Millennials are leaving the cities behind and flocking to the land of white picket fences and green lawns – all in search of more affordable housing, reported Valerie Bauerlein for The Wall Street Journal. They’re following in baby boomers’ footsteps, albeit belatedly – and on their own terms.
Millennials are being more selective, seeking suburbs with good weather and good jobs, typically in the Sunbelt, William Frey, demographer at the Brookings Institution, told Bauerlein. As a result, these suburbs are growing at a rate that’s more than twice as fast as their neighbouring cities, he said. In some areas, like Apex, North Carolina, the trend is creating an overcrowding problem, resulting in traffic jams and schools filled past capacity.
But some millennials are taking their search for affordable housing even further: They’re buying homes outside the affluent suburbs and reviving the exurbs, reported Laura Kusisto of The Wall Street Journal. Those who have committed to the move have found that the savings are worth the commute time, which can be up to two hours.
The trends are a result of peak housing and soaring rent prices in the US. The median price of homes listed in the US is $US291,900, according to Zillow.Millennials buying their first homes today are likely to pay 39% more than baby boomers who bought their first homes in the 1980s, according to Student Loan Hero.
Moving from the city center to a commuter town is a way for millennials to fast-track their path to homeownership.
But millennials aren’t the only ones changing the way people think of the suburbs. Even wealthy New Yorkers, who can afford expensive housing prices, are turning to the areas as an escape. Those who can’t give up the city life completely are buying weekend homes in the suburbs for a reprieve from the hustle and bustle of the city.

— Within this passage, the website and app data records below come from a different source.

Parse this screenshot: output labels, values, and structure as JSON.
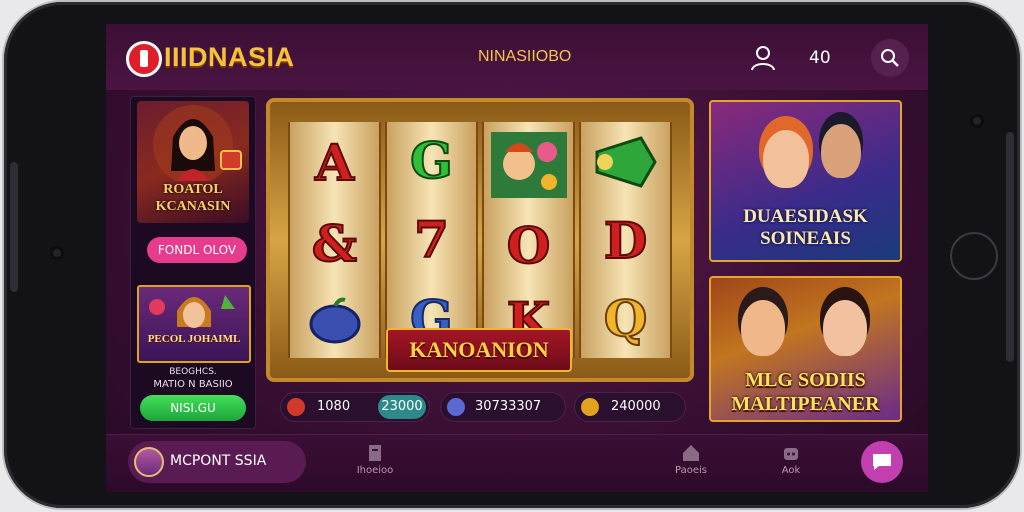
{
  "header": {
    "logo_text": "IIIDNASIA",
    "center_text": "NINASIIOBO",
    "coin_count": "40"
  },
  "left_panel": {
    "featured_title": "ROATOL KCANASIN",
    "follow_label": "FONDL OLOV",
    "promo_title": "PECOL JOHAIML",
    "info_line1": "BEOGHCS.",
    "info_line2": "MATIO N BASIIO",
    "cta_label": "NISI.GU"
  },
  "slot": {
    "reels": [
      [
        "A",
        "&",
        "img-icon"
      ],
      [
        "G",
        "7",
        "G"
      ],
      [
        "img-icon",
        "O",
        "K"
      ],
      [
        "img-icon",
        "D",
        "Q"
      ]
    ],
    "banner": "KANOANION"
  },
  "stats": [
    {
      "value": "1080",
      "value2": "23000"
    },
    {
      "value": "30733307"
    },
    {
      "value": "240000"
    }
  ],
  "right_cards": [
    {
      "title": "DUAESIDASK SOINEAIS"
    },
    {
      "title": "MLG SODIIS MALTIPEANER"
    }
  ],
  "bottom": {
    "profile_name": "MCPONT SSIA",
    "nav": [
      {
        "label": "Ihoeioo",
        "icon": "document-icon"
      },
      {
        "label": "Paoeis",
        "icon": "house-icon"
      },
      {
        "label": "Aok",
        "icon": "bot-icon"
      }
    ]
  },
  "colors": {
    "accent_gold": "#f5c33b",
    "background": "#3a0f33",
    "cta_green": "#2fbf3a",
    "pink": "#e73b8e"
  }
}
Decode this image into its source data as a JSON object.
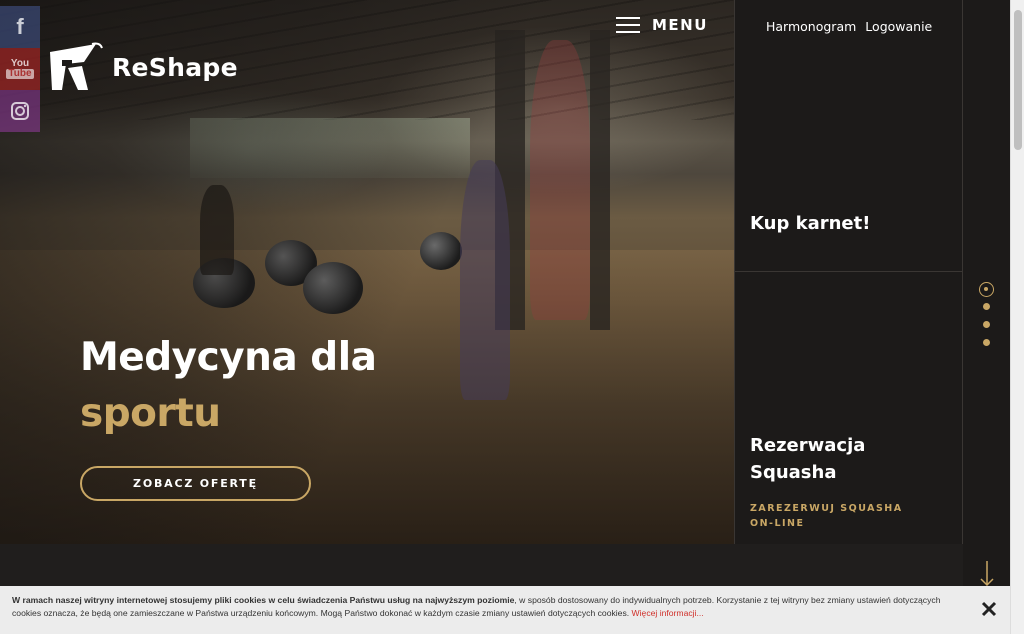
{
  "brand": {
    "name": "ReShape"
  },
  "social": [
    {
      "name": "facebook",
      "glyph": "f"
    },
    {
      "name": "youtube",
      "glyph_top": "You",
      "glyph_bottom": "Tube"
    },
    {
      "name": "instagram"
    }
  ],
  "menu": {
    "label": "MENU"
  },
  "top_links": [
    "Harmonogram",
    "Logowanie"
  ],
  "hero": {
    "title_line1": "Medycyna dla",
    "title_line2": "sportu",
    "cta_label": "ZOBACZ OFERTĘ"
  },
  "panels": [
    {
      "title": "Kup karnet!"
    },
    {
      "title": "Rezerwacja Squasha",
      "subtitle": "ZAREZERWUJ SQUASHA ON-LINE"
    }
  ],
  "slider": {
    "count": 4,
    "active": 1
  },
  "cookie": {
    "bold": "W ramach naszej witryny internetowej stosujemy pliki cookies w celu świadczenia Państwu usług na najwyższym poziomie",
    "text": ", w sposób dostosowany do indywidualnych potrzeb. Korzystanie z tej witryny bez zmiany ustawień dotyczących cookies oznacza, że będą one zamieszczane w Państwa urządzeniu końcowym. Mogą Państwo dokonać w każdym czasie zmiany ustawień dotyczących cookies. ",
    "more": "Więcej informacji..."
  },
  "colors": {
    "accent": "#c9a765",
    "dark": "#1c1a19"
  }
}
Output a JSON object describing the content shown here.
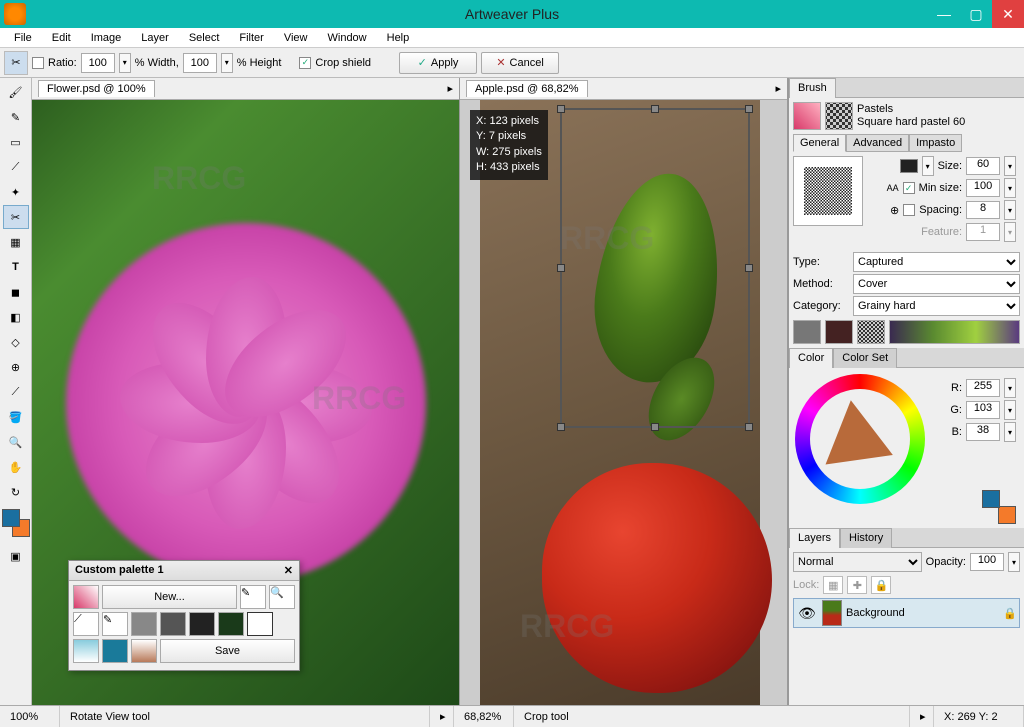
{
  "title": "Artweaver Plus",
  "menu": [
    "File",
    "Edit",
    "Image",
    "Layer",
    "Select",
    "Filter",
    "View",
    "Window",
    "Help"
  ],
  "options": {
    "ratio_label": "Ratio:",
    "w": "100",
    "w_label": "% Width,",
    "h": "100",
    "h_label": "% Height",
    "crop_shield": "Crop shield",
    "apply": "Apply",
    "cancel": "Cancel"
  },
  "docs": {
    "left": {
      "name": "Flower.psd @ 100%"
    },
    "right": {
      "name": "Apple.psd @ 68,82%"
    }
  },
  "crop": {
    "x": "X: 123 pixels",
    "y": "Y: 7 pixels",
    "w": "W: 275 pixels",
    "h": "H: 433 pixels"
  },
  "brush": {
    "tab": "Brush",
    "family": "Pastels",
    "variant": "Square hard pastel 60",
    "subtabs": [
      "General",
      "Advanced",
      "Impasto"
    ],
    "size_label": "Size:",
    "size": "60",
    "minsize_label": "Min size:",
    "minsize": "100",
    "spacing_label": "Spacing:",
    "spacing": "8",
    "feature_label": "Feature:",
    "feature": "1",
    "type_label": "Type:",
    "type": "Captured",
    "method_label": "Method:",
    "method": "Cover",
    "category_label": "Category:",
    "category": "Grainy hard"
  },
  "color": {
    "tab1": "Color",
    "tab2": "Color Set",
    "r_label": "R:",
    "r": "255",
    "g_label": "G:",
    "g": "103",
    "b_label": "B:",
    "b": "38"
  },
  "layers": {
    "tab1": "Layers",
    "tab2": "History",
    "blend": "Normal",
    "opacity_label": "Opacity:",
    "opacity": "100",
    "lock_label": "Lock:",
    "layer0": "Background"
  },
  "palette": {
    "title": "Custom palette 1",
    "new": "New...",
    "save": "Save"
  },
  "status": {
    "left_zoom": "100%",
    "left_tool": "Rotate View tool",
    "right_zoom": "68,82%",
    "right_tool": "Crop tool",
    "coords": "X: 269 Y: 2"
  },
  "watermark": "RRCG"
}
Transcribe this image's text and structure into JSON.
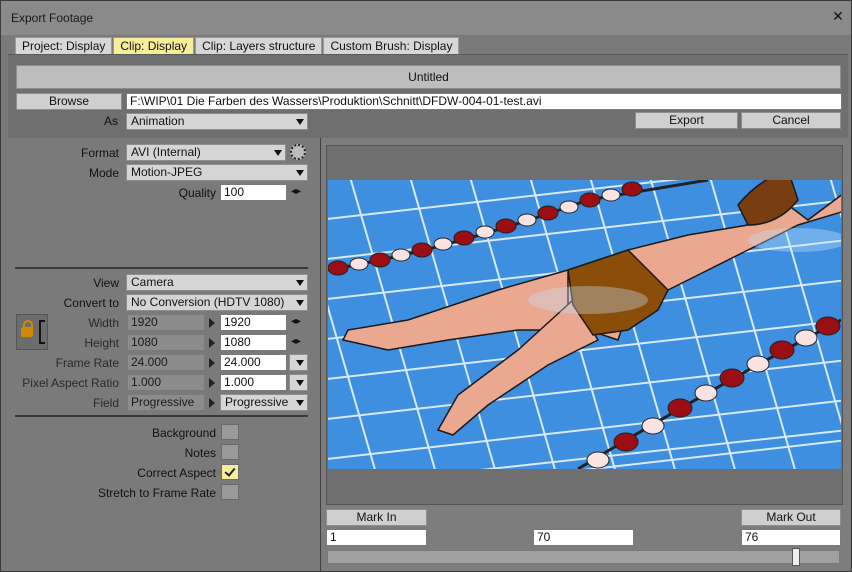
{
  "window": {
    "title": "Export Footage"
  },
  "tabs": [
    {
      "label": "Project: Display"
    },
    {
      "label": "Clip: Display"
    },
    {
      "label": "Clip: Layers structure"
    },
    {
      "label": "Custom Brush: Display"
    }
  ],
  "header": {
    "name": "Untitled"
  },
  "file": {
    "browse_label": "Browse",
    "path": "F:\\WIP\\01 Die Farben des Wassers\\Produktion\\Schnitt\\DFDW-004-01-test.avi",
    "as_label": "As",
    "as_value": "Animation",
    "export_label": "Export",
    "cancel_label": "Cancel"
  },
  "format": {
    "format_label": "Format",
    "format_value": "AVI (Internal)",
    "mode_label": "Mode",
    "mode_value": "Motion-JPEG",
    "quality_label": "Quality",
    "quality_value": "100"
  },
  "output": {
    "view_label": "View",
    "view_value": "Camera",
    "convert_label": "Convert to",
    "convert_value": "No Conversion (HDTV 1080)",
    "width_label": "Width",
    "width_src": "1920",
    "width_dst": "1920",
    "height_label": "Height",
    "height_src": "1080",
    "height_dst": "1080",
    "framerate_label": "Frame Rate",
    "framerate_src": "24.000",
    "framerate_dst": "24.000",
    "aspect_label": "Pixel Aspect Ratio",
    "aspect_src": "1.000",
    "aspect_dst": "1.000",
    "field_label": "Field",
    "field_src": "Progressive",
    "field_dst": "Progressive"
  },
  "options": {
    "background_label": "Background",
    "background_checked": false,
    "notes_label": "Notes",
    "notes_checked": false,
    "correct_aspect_label": "Correct Aspect",
    "correct_aspect_checked": true,
    "stretch_label": "Stretch to Frame Rate",
    "stretch_checked": false
  },
  "timeline": {
    "mark_in_label": "Mark In",
    "mark_out_label": "Mark Out",
    "in_value": "1",
    "current_value": "70",
    "out_value": "76",
    "position_fraction": 0.92
  },
  "colors": {
    "active_tab": "#f7ed9b",
    "pool_water": "#3f8fe0",
    "lane_rope_red": "#9b0f14",
    "swimsuit": "#8a4e0a"
  }
}
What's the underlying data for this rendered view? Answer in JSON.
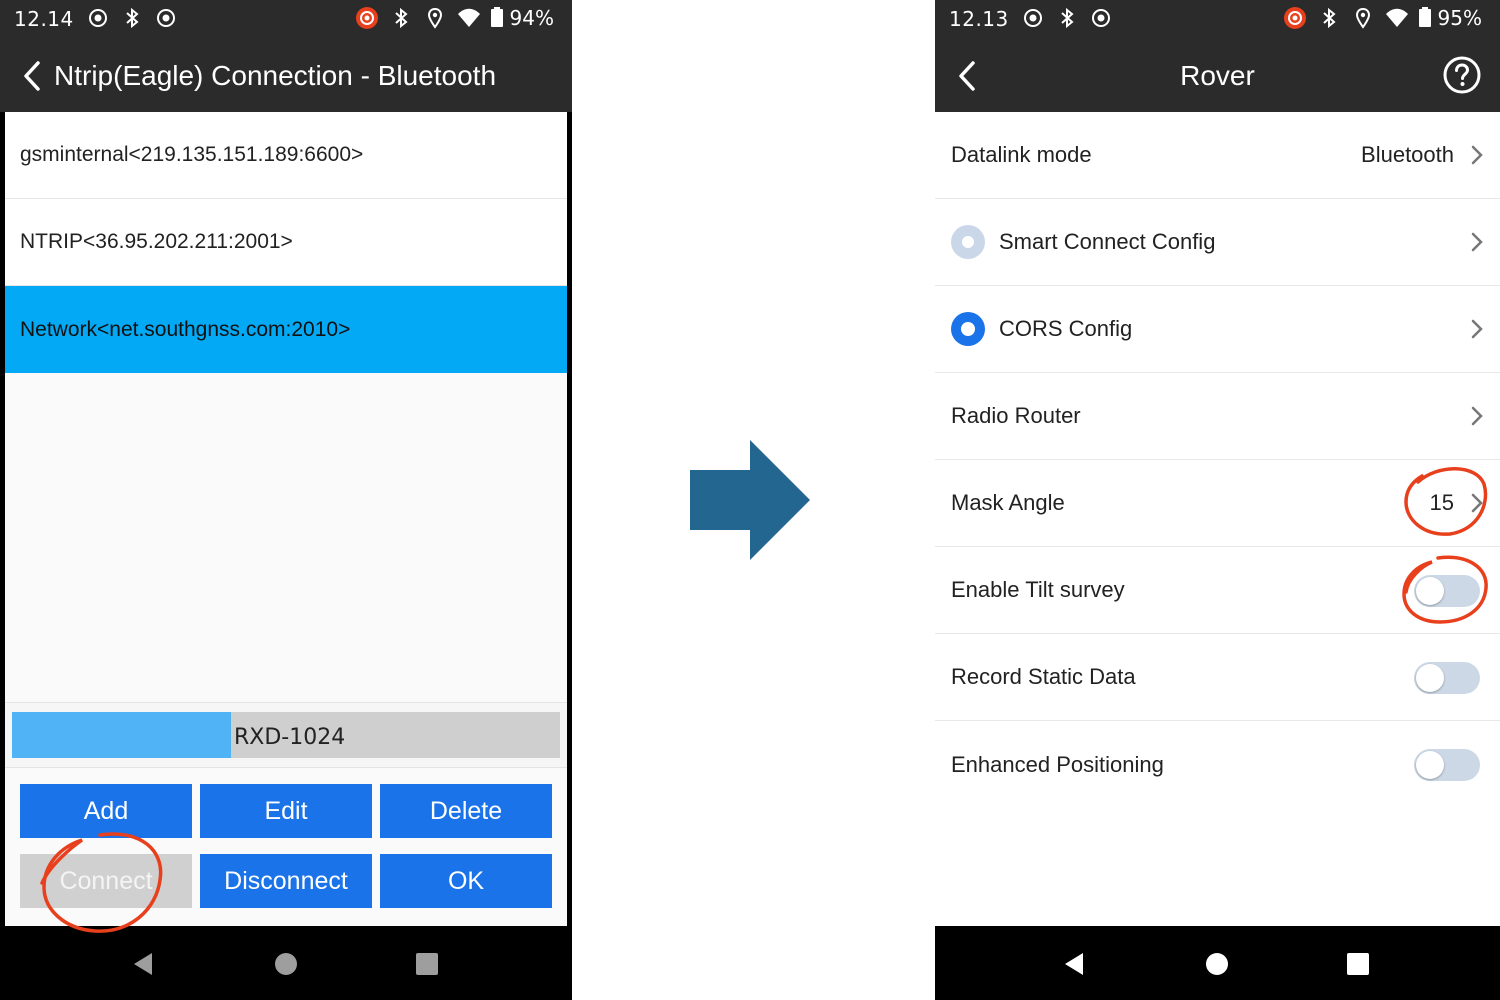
{
  "left_screen": {
    "status": {
      "time": "12.14",
      "battery": "94%"
    },
    "title": "Ntrip(Eagle) Connection - Bluetooth",
    "connections": [
      {
        "label": "gsminternal<219.135.151.189:6600>"
      },
      {
        "label": "NTRIP<36.95.202.211:2001>"
      },
      {
        "label": "Network<net.southgnss.com:2010>"
      }
    ],
    "progress": {
      "label": "RXD-1024",
      "fraction": 0.4
    },
    "buttons": {
      "add": "Add",
      "edit": "Edit",
      "delete": "Delete",
      "connect": "Connect",
      "disconnect": "Disconnect",
      "ok": "OK"
    }
  },
  "right_screen": {
    "status": {
      "time": "12.13",
      "battery": "95%"
    },
    "title": "Rover",
    "rows": {
      "datalink_label": "Datalink mode",
      "datalink_value": "Bluetooth",
      "smart_connect": "Smart Connect Config",
      "cors_config": "CORS Config",
      "radio_router": "Radio Router",
      "mask_angle_label": "Mask Angle",
      "mask_angle_value": "15",
      "tilt_survey": "Enable Tilt survey",
      "record_static": "Record Static Data",
      "enhanced_positioning": "Enhanced Positioning"
    }
  },
  "colors": {
    "accent_blue": "#1a73e8",
    "selected_row": "#03a9f4",
    "arrow": "#236690",
    "annotation": "#e8401c"
  },
  "icons": [
    "back-chevron-icon",
    "help-circle-icon",
    "chevron-right-icon",
    "bluetooth-icon",
    "location-icon",
    "wifi-icon",
    "battery-icon",
    "nav-back-icon",
    "nav-home-icon",
    "nav-recents-icon",
    "right-arrow-icon"
  ]
}
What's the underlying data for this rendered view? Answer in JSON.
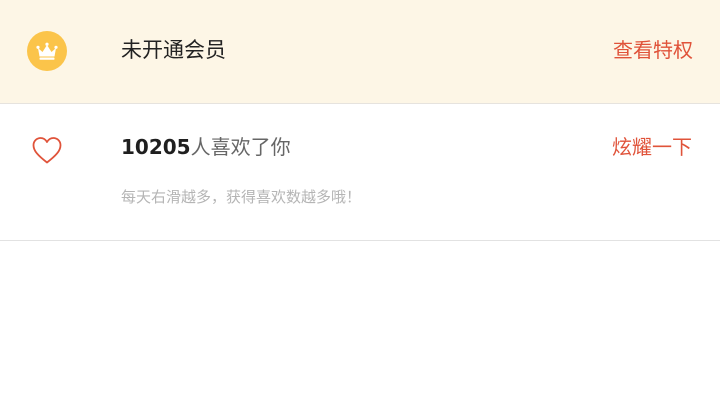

Are you a millennial who’s moved from the city to the suburbs, the exurbs, or beyond? Email the reporter at [email protected] if you have a story to share.